The credit crisis of 2008, when lending among banks and other financial institutions effectively seized up, was in large measure a crisis of transparency. The biggest problem was a widespread lack of confidence in the financial standing of counterparties to a trade. If one institution could not be confident that another would remain solvent, it would understandably be reluctant to offer it a loan. When doubt about the credit exposure of customers and trading partners spiked to levels not seen since the Great Depression, the market for loans dried up.

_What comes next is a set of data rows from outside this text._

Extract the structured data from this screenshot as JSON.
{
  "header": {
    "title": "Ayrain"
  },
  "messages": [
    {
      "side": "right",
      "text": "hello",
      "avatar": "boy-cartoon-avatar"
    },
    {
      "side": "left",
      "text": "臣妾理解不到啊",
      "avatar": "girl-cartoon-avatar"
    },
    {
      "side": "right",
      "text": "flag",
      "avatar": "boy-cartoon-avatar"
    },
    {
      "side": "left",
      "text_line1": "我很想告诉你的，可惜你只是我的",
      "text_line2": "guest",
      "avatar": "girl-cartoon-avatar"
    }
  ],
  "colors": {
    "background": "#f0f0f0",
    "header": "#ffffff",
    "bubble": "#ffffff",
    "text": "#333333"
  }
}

Credit default swaps were particularly cited for fostering doubts about counterparty reliability. By August 2008, $63 trillion of such swaps were reportedly outstanding. (By comparison, U.S. gross domestic product in 2008 was about $14 trillion.) As the subprime mortgage market collapsed and the economy seemed sure to enter a recession, the potential obligations on these contracts ballooned to levels previously considered unimaginable and the ability of CDS sellers to honor their commitments appeared in doubt. For example, the huge insurance firm AIG alone had sold more than $400 billion of CDS contracts on subprime mortgages and other loans and was days from insolvency. But AIG’s insolvency would have triggered the insolvency of other firms that had relied on its promise of protection against loan defaults. These in turn might have triggered further defaults. In the end, the government felt compelled to rescue AIG to prevent a chain reaction of insolvencies.
Counterparty risk and lax reporting requirements made it effectively impossible to tease out firms’ exposures to credit risk. One problem was that CDS positions do not have to be accounted for on balance sheets. And the possibility of one default setting off a